It is difficult to pinpoint precisely why SNB shares are August's flavor of the month and analysts don't cover this bank in the way they do commercial lenders. Central banks aren't in the business of optimizing shareholder value; they are supposed to keep inflation low and, in Switzerland's case, keep the currency from getting too strong which weakens consumer prices while harming exports.
Yet its high stock value makes some sense. The SNB is a massive investment manager with around $750 billion in foreign assets on its books. The SNB built that portfolio by printing its own money and buying stocks and bonds, all in an effort to weaken the franc.
Things have broken Switzerland's way this summer with the SNB's share-price surge coinciding with the euro strengthening against the franc. Much of the SNB's foreign assets are denominated in euros, so when the euro strengthens those assets are worth more in franc terms.
For instance, the SNB had EUR282 billion--equal to 308 billion francs--in euro assets on its books at the end of June. Since then, the euro has risen 4% against the franc and fetched just under 1.14 francs Thursday, making that pile worth over 10 billion francs more.
So here is a bank that prints its own money, invests it and makes money when it weakens its own currency. Sounds like a good deal. But there are some caveats.
While the appreciation in the value of its holdings strengthens the SNB's underlying finances, private investors don't see the proceeds. The dividend is tiny at 15 francs per share no matter how big the profit. There are only 100,000 shares outstanding and the stock is thinly traded with only about 100 changing hands on an average day. Private shareholders have little or no say over who manages the bank or how it is run. The SNB is mostly owned by Swiss states, known as cantons, and cantonal banks.
But like any asset, SNB shares are ultimately worth whatever people are willing to pay for them.
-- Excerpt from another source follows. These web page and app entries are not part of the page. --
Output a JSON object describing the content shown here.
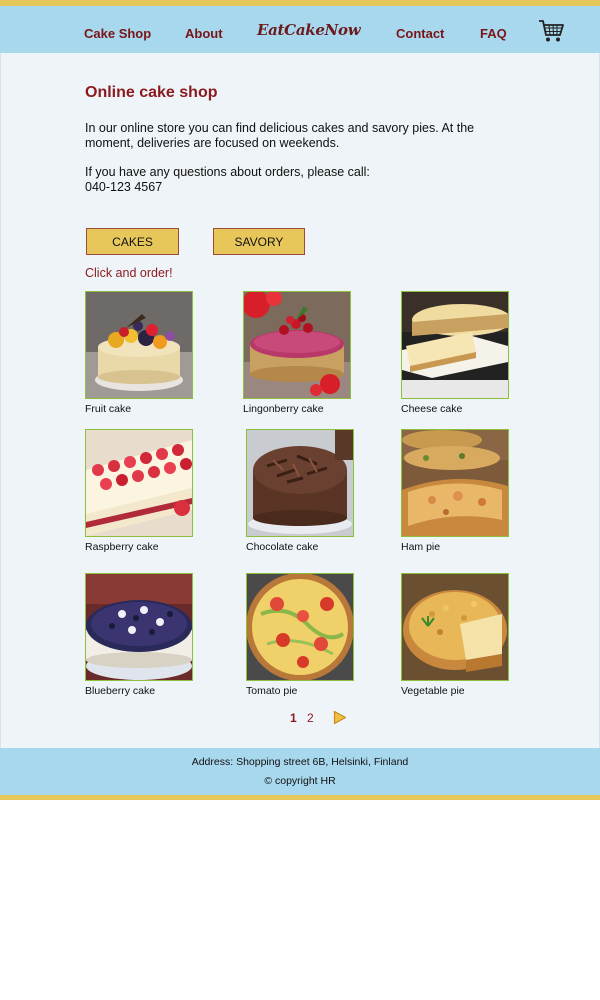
{
  "nav": {
    "items": [
      {
        "label": "Cake Shop"
      },
      {
        "label": "About"
      },
      {
        "label": "Contact"
      },
      {
        "label": "FAQ"
      }
    ],
    "logo": "EatCakeNow",
    "cart_icon": "shopping-cart-icon"
  },
  "content": {
    "heading": "Online cake shop",
    "intro": "In our online store you can find delicious cakes and savory pies. At the moment, deliveries are focused on weekends.",
    "question": "If you have any questions about orders, please call:",
    "phone": "040-123 4567",
    "buttons": {
      "cakes": "CAKES",
      "savory": "SAVORY"
    },
    "click_order": "Click and order!"
  },
  "products": [
    {
      "name": "Fruit  cake"
    },
    {
      "name": "Lingonberry cake"
    },
    {
      "name": "Cheese cake"
    },
    {
      "name": "Raspberry cake"
    },
    {
      "name": "Chocolate cake"
    },
    {
      "name": "Ham pie"
    },
    {
      "name": "Blueberry cake"
    },
    {
      "name": "Tomato pie"
    },
    {
      "name": "Vegetable pie"
    }
  ],
  "pagination": {
    "pages": [
      "1",
      "2"
    ],
    "current": "1",
    "next_icon": "play-arrow-icon"
  },
  "footer": {
    "address": "Address: Shopping street 6B, Helsinki, Finland",
    "copyright": "© copyright HR"
  },
  "colors": {
    "nav_bg": "#a8d8ed",
    "accent_stripe": "#e5c75a",
    "brand_red": "#8b1a1e",
    "button_bg": "#e8c75a",
    "page_bg": "#eef4f8",
    "thumb_border": "#8cbf3a"
  }
}
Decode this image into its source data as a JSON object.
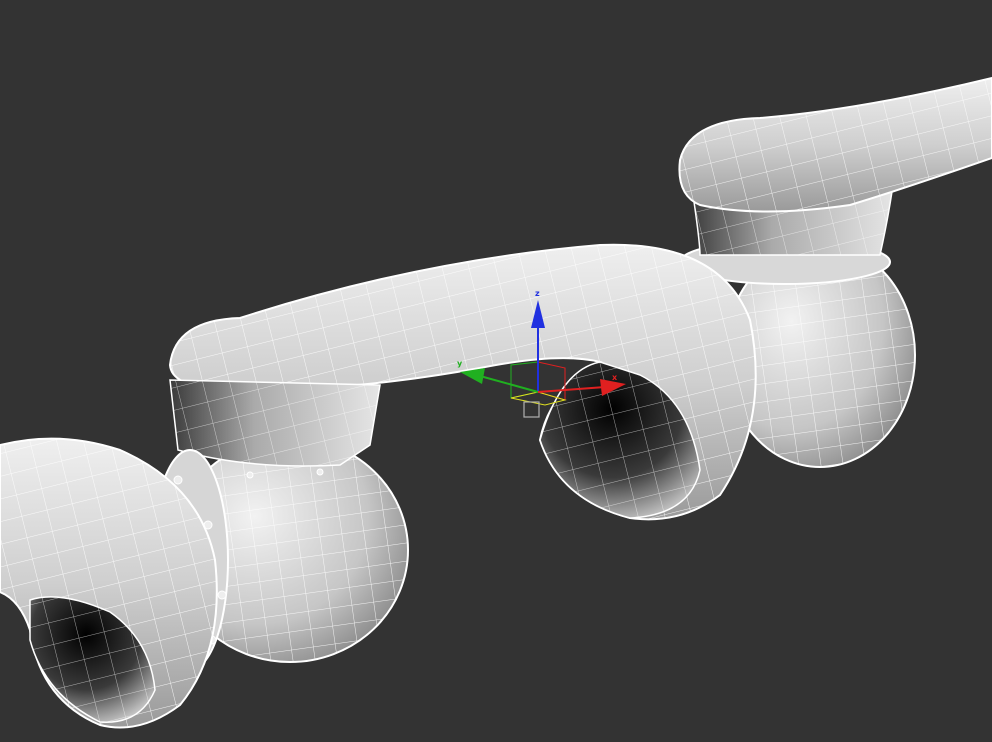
{
  "viewport": {
    "background_color": "#333333",
    "mesh_fill_color": "#c8c8c8",
    "wire_color": "#ffffff",
    "description_free": true
  },
  "gizmo": {
    "axes": [
      {
        "id": "x",
        "letter": "x",
        "color": "#e02020"
      },
      {
        "id": "y",
        "letter": "y",
        "color": "#20b020"
      },
      {
        "id": "z",
        "letter": "z",
        "color": "#2030e0"
      }
    ],
    "plane_yellow": "#e0e020",
    "center_box_color": "#b0b0b0",
    "center_box_icon": "pivot-box-icon"
  }
}
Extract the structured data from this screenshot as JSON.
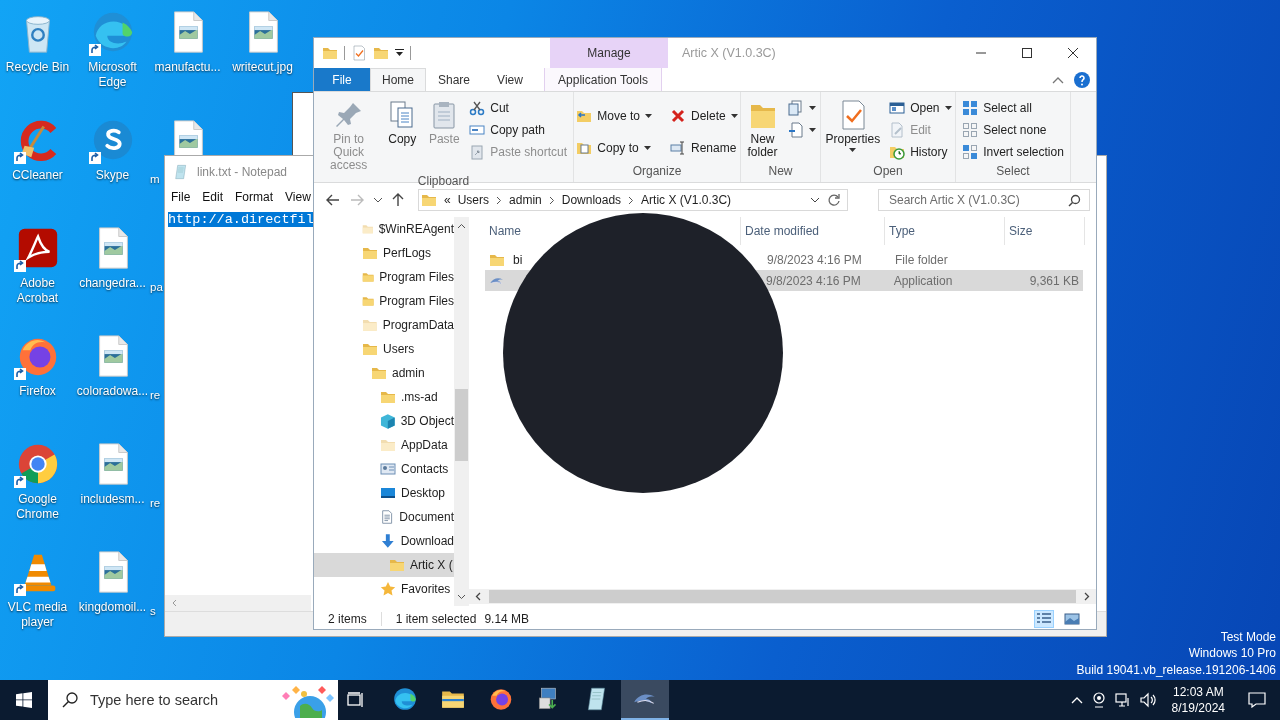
{
  "desktop": {
    "icons": [
      {
        "label": "Recycle Bin",
        "shortcut": false
      },
      {
        "label": "CCleaner",
        "shortcut": true
      },
      {
        "label": "Adobe Acrobat",
        "shortcut": true
      },
      {
        "label": "Firefox",
        "shortcut": true
      },
      {
        "label": "Google Chrome",
        "shortcut": true
      },
      {
        "label": "VLC media player",
        "shortcut": true
      },
      {
        "label": "Microsoft Edge",
        "shortcut": true
      },
      {
        "label": "Skype",
        "shortcut": true
      },
      {
        "label": "changedra...",
        "shortcut": false
      },
      {
        "label": "coloradowa...",
        "shortcut": false
      },
      {
        "label": "includesm...",
        "shortcut": false
      },
      {
        "label": "kingdomoil...",
        "shortcut": false
      },
      {
        "label": "manufactu...",
        "shortcut": false
      },
      {
        "label": "m",
        "shortcut": false
      },
      {
        "label": "pa"
      },
      {
        "label": "re"
      },
      {
        "label": "re"
      },
      {
        "label": "s"
      },
      {
        "label": "writecut.jpg",
        "shortcut": false
      }
    ]
  },
  "notepad": {
    "title": "link.txt - Notepad",
    "menu": [
      "File",
      "Edit",
      "Format",
      "View"
    ],
    "text": "http://a.directfil",
    "text_selected": true
  },
  "explorer": {
    "title": "Artic X (V1.0.3C)",
    "context_tab": "Manage",
    "tabs": [
      {
        "label": "File",
        "kind": "file",
        "selected": false
      },
      {
        "label": "Home",
        "kind": "tab",
        "selected": true
      },
      {
        "label": "Share",
        "kind": "tab",
        "selected": false
      },
      {
        "label": "View",
        "kind": "tab",
        "selected": false
      },
      {
        "label": "Application Tools",
        "kind": "context",
        "selected": false
      }
    ],
    "ribbon": [
      {
        "label": "Clipboard",
        "columns": [
          {
            "kind": "large",
            "items": [
              {
                "label": "Pin to Quick access",
                "disabled": true,
                "dropdown": false
              }
            ]
          },
          {
            "kind": "large",
            "items": [
              {
                "label": "Copy",
                "disabled": false,
                "dropdown": false
              }
            ]
          },
          {
            "kind": "large",
            "items": [
              {
                "label": "Paste",
                "disabled": true,
                "dropdown": false
              }
            ]
          },
          {
            "kind": "small",
            "items": [
              {
                "label": "Cut",
                "disabled": false,
                "dropdown": false
              },
              {
                "label": "Copy path",
                "disabled": false,
                "dropdown": false
              },
              {
                "label": "Paste shortcut",
                "disabled": true,
                "dropdown": false
              }
            ]
          }
        ]
      },
      {
        "label": "Organize",
        "columns": [
          {
            "kind": "small",
            "items": [
              {
                "label": "Move to",
                "disabled": false,
                "dropdown": true
              },
              {
                "label": "Copy to",
                "disabled": false,
                "dropdown": true
              }
            ]
          },
          {
            "kind": "small",
            "items": [
              {
                "label": "Delete",
                "disabled": false,
                "dropdown": true
              },
              {
                "label": "Rename",
                "disabled": false,
                "dropdown": false
              }
            ]
          }
        ]
      },
      {
        "label": "New",
        "columns": [
          {
            "kind": "large",
            "items": [
              {
                "label": "New folder",
                "disabled": false,
                "dropdown": false
              }
            ]
          },
          {
            "kind": "small",
            "items": [
              {
                "dropdown": true
              },
              {
                "dropdown": true
              }
            ]
          }
        ]
      },
      {
        "label": "Open",
        "columns": [
          {
            "kind": "large",
            "items": [
              {
                "label": "Properties",
                "disabled": false,
                "dropdown": true
              }
            ]
          },
          {
            "kind": "small",
            "items": [
              {
                "label": "Open",
                "disabled": false,
                "dropdown": true
              },
              {
                "label": "Edit",
                "disabled": true,
                "dropdown": false
              },
              {
                "label": "History",
                "disabled": false,
                "dropdown": false
              }
            ]
          }
        ]
      },
      {
        "label": "Select",
        "columns": [
          {
            "kind": "small",
            "items": [
              {
                "label": "Select all",
                "disabled": false,
                "dropdown": false
              },
              {
                "label": "Select none",
                "disabled": false,
                "dropdown": false
              },
              {
                "label": "Invert selection",
                "disabled": false,
                "dropdown": false
              }
            ]
          }
        ]
      }
    ],
    "address": {
      "prefix": "«",
      "segments": [
        "Users",
        "admin",
        "Downloads",
        "Artic X (V1.0.3C)"
      ]
    },
    "search": {
      "placeholder": "Search Artic X (V1.0.3C)"
    },
    "nav": [
      {
        "label": "$WinREAgent",
        "kind": "hidden-folder",
        "selected": false
      },
      {
        "label": "PerfLogs",
        "kind": "folder",
        "selected": false
      },
      {
        "label": "Program Files",
        "kind": "folder",
        "selected": false
      },
      {
        "label": "Program Files",
        "kind": "folder",
        "selected": false
      },
      {
        "label": "ProgramData",
        "kind": "hidden-folder",
        "selected": false
      },
      {
        "label": "Users",
        "kind": "folder",
        "selected": false,
        "children": [
          {
            "label": "admin",
            "kind": "folder",
            "selected": false,
            "children": [
              {
                "label": ".ms-ad",
                "kind": "folder",
                "selected": false
              },
              {
                "label": "3D Object",
                "kind": "objects",
                "selected": false
              },
              {
                "label": "AppData",
                "kind": "hidden-folder",
                "selected": false
              },
              {
                "label": "Contacts",
                "kind": "contacts",
                "selected": false
              },
              {
                "label": "Desktop",
                "kind": "desktop",
                "selected": false
              },
              {
                "label": "Document",
                "kind": "documents",
                "selected": false
              },
              {
                "label": "Download",
                "kind": "downloads",
                "selected": false,
                "children": [
                  {
                    "label": "Artic X (",
                    "kind": "folder",
                    "selected": true
                  }
                ]
              },
              {
                "label": "Favorites",
                "kind": "favorites",
                "selected": false
              }
            ]
          }
        ]
      }
    ],
    "columns": [
      "Name",
      "Date modified",
      "Type",
      "Size"
    ],
    "rows": [
      {
        "kind": "folder",
        "name": "bi",
        "date": "9/8/2023 4:16 PM",
        "type": "File folder",
        "selected": false
      },
      {
        "kind": "app",
        "date": "9/8/2023 4:16 PM",
        "type": "Application",
        "size": "9,361 KB",
        "selected": true
      }
    ],
    "status": {
      "count": "2 items",
      "selection": "1 item selected",
      "size": "9.14 MB"
    },
    "views": [
      {
        "kind": "details",
        "selected": true
      },
      {
        "kind": "large-icons",
        "selected": false
      }
    ]
  },
  "taskbar": {
    "search_placeholder": "Type here to search",
    "apps": [
      {
        "active": false
      },
      {
        "active": false
      },
      {
        "active": false
      },
      {
        "active": false
      },
      {
        "active": false
      },
      {
        "active": true
      }
    ],
    "time": "12:03 AM",
    "date": "8/19/2024"
  },
  "system_notice": [
    "Test Mode",
    "Windows 10 Pro",
    "Build 19041.vb_release.191206-1406"
  ]
}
And these days, it is a pretty steep price.
Write to Brian Blackstone at email@example.com
(END) Dow Jones Newswires
August 24, 2017 08:49 ET (12:49 GMT)